kodiaktau writes "Film makers keep touting increased frame per second rate as improving viewing and cinema experience, however the number of theaters who actually have the equipment that can play the higher rate film is limited. It makes me wonder if this is in the real interest of creating a better experience and art, or if it is a ploy by the media manufacturers to sell more expensive equipment and drive ticket prices up. From the article: 'Warner Bros. showed 10 minutes of 3D footage from The Hobbit: An Unexpected Journey at 48 frames per second at CinemaCon earlier this year, and Jackson said in a videotaped message there that he hoped his movie could be played in 48fps in “as many cinemas as possible” when it opens in December. But exhibitors must pay the cost of the additional equipment, and some have wondered how much of a ticket premium they would charge to offset that cost.'"
SomePgmr tips this quote from Geek.com: "Fans of the cyberpunk novel Snow Crash have reason to rejoice today, as it's been announced that the film adaptation of Neal Stephenson's classic has been revived once again, this time with an exciting writer and director at the helm in the form of Joe Cornish. Cornish is known for his recent sci-fi alien invasion flick Attack the Block, which was filmed and released in the UK by the same studio that put out Shaun of the Dead. Cornish's first film came to the U.S. in a limited release in 2011 and did well enough that Paramount took notice and pursued Cornish for the Snow Crash project."
NewYorkCountryLawyer writes "The RIAA doesn't really like free mp3 files floating around but here's one you can access legally — the audio file of the June 12, 2012 oral argument of the RIAA's appeal in Capitol Records v. Jammie Thomas-Rasset. At issue in this case are (a) the RIAA's 'making available' theory and (b) the constitutionality of large statutory damages awards for download of an mp3 song file. The lower court rejected the making available theory, and reduced the jury's verdict to what the judge considered the maximum possible award of $2250 per file. I'm predicting the Court will affirm. After listening to the oral argument, what do you think?"

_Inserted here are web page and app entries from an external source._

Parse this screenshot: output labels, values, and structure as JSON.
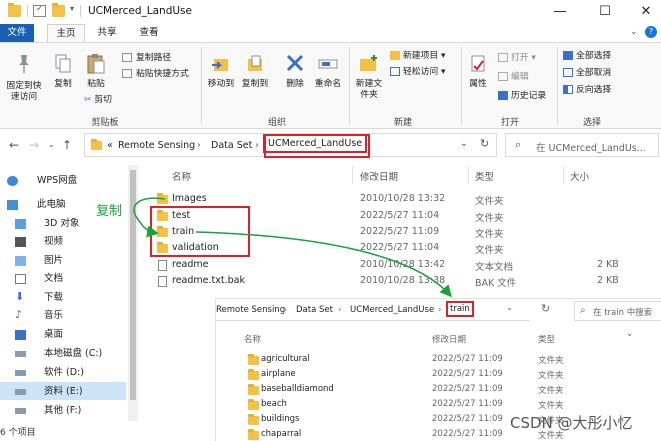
{
  "window": {
    "title": "UCMerced_LandUse",
    "controls": [
      "—",
      "☐",
      "✕"
    ]
  },
  "tabs": [
    "文件",
    "主页",
    "共享",
    "查看"
  ],
  "ribbon": {
    "clipboard": {
      "pin": "固定到快速访问",
      "copy": "复制",
      "paste": "粘贴",
      "copy_path": "复制路径",
      "paste_shortcut": "粘贴快捷方式",
      "cut": "剪切",
      "label": "剪贴板"
    },
    "organize": {
      "move_to": "移动到",
      "copy_to": "复制到",
      "delete": "删除",
      "rename": "重命名",
      "label": "组织"
    },
    "new": {
      "new_folder": "新建文件夹",
      "new_item": "新建项目 ▾",
      "easy_access": "轻松访问 ▾",
      "label": "新建"
    },
    "open": {
      "properties": "属性",
      "open": "打开 ▾",
      "edit": "编辑",
      "history": "历史记录",
      "label": "打开"
    },
    "select": {
      "select_all": "全部选择",
      "select_none": "全部取消",
      "invert": "反向选择",
      "label": "选择"
    }
  },
  "address": {
    "prefix": "«",
    "crumbs": [
      "Remote Sensing",
      "Data Set",
      "UCMerced_LandUse"
    ],
    "search_placeholder": "在 UCMerced_LandUs..."
  },
  "nav_pane": [
    {
      "label": "WPS网盘",
      "icon": "cloud-icon"
    },
    {
      "label": "此电脑",
      "icon": "computer-icon"
    },
    {
      "label": "3D 对象",
      "icon": "3d-objects-icon"
    },
    {
      "label": "视频",
      "icon": "video-icon"
    },
    {
      "label": "图片",
      "icon": "pictures-icon"
    },
    {
      "label": "文档",
      "icon": "documents-icon"
    },
    {
      "label": "下载",
      "icon": "download-icon"
    },
    {
      "label": "音乐",
      "icon": "music-icon"
    },
    {
      "label": "桌面",
      "icon": "desktop-icon"
    },
    {
      "label": "本地磁盘 (C:)",
      "icon": "drive-icon"
    },
    {
      "label": "软件 (D:)",
      "icon": "drive-icon"
    },
    {
      "label": "资料 (E:)",
      "icon": "drive-icon",
      "selected": true
    },
    {
      "label": "其他 (F:)",
      "icon": "drive-icon"
    }
  ],
  "columns": {
    "name": "名称",
    "date": "修改日期",
    "type": "类型",
    "size": "大小"
  },
  "files": [
    {
      "name": "Images",
      "date": "2010/10/28 13:32",
      "type": "文件夹",
      "size": "",
      "kind": "folder"
    },
    {
      "name": "test",
      "date": "2022/5/27 11:04",
      "type": "文件夹",
      "size": "",
      "kind": "folder"
    },
    {
      "name": "train",
      "date": "2022/5/27 11:09",
      "type": "文件夹",
      "size": "",
      "kind": "folder"
    },
    {
      "name": "validation",
      "date": "2022/5/27 11:04",
      "type": "文件夹",
      "size": "",
      "kind": "folder"
    },
    {
      "name": "readme",
      "date": "2010/10/28 13:42",
      "type": "文本文档",
      "size": "2 KB",
      "kind": "doc"
    },
    {
      "name": "readme.txt.bak",
      "date": "2010/10/28 13:38",
      "type": "BAK 文件",
      "size": "2 KB",
      "kind": "doc"
    }
  ],
  "status": "6 个项目",
  "annotation": {
    "copy_label": "复制",
    "accent": "#18a33a",
    "highlight": "#d8232a"
  },
  "second_window": {
    "crumbs": [
      "Remote Sensing",
      "Data Set",
      "UCMerced_LandUse",
      "train"
    ],
    "search_placeholder": "在 train 中搜索",
    "columns": {
      "name": "名称",
      "date": "修改日期",
      "type": "类型"
    },
    "files": [
      {
        "name": "agricultural",
        "date": "2022/5/27 11:09",
        "type": "文件夹"
      },
      {
        "name": "airplane",
        "date": "2022/5/27 11:09",
        "type": "文件夹"
      },
      {
        "name": "baseballdiamond",
        "date": "2022/5/27 11:09",
        "type": "文件夹"
      },
      {
        "name": "beach",
        "date": "2022/5/27 11:09",
        "type": "文件夹"
      },
      {
        "name": "buildings",
        "date": "2022/5/27 11:09",
        "type": "文件夹"
      },
      {
        "name": "chaparral",
        "date": "2022/5/27 11:09",
        "type": "文件夹"
      }
    ]
  },
  "watermark": "CSDN @大彤小忆"
}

First time accepted submitter hooktheory writes "We looked at the statistics gathered from 1300 choruses, verses, etc. of popular songs to discover the answer to a few basic questions about pop music. First we look at the relative popularity of different chords based on the frequency that they appear in the chord progressions of popular music. Then we begin to look at the relationship that different chords have with one another. To make quantitative statements about music you need to have data; lots of it. Guitar tab websites have tons of information about the chord progressions that songs use, but the quality is not very high. Just as important, the information is not in a format suitable for gathering statistics. So, over the past 2 years we've been slowly and painstakingly building up a database of songs taken mainly from the billboard 100 and analyzing them 1 at a time. At the moment the database of songs has over 1300 entries indexed. Knowing these patterns can give one a deeper more fundamental sense for how music works" This reminds me of the work done by two Rutgers grad students last year trying to find a formula for a hit song.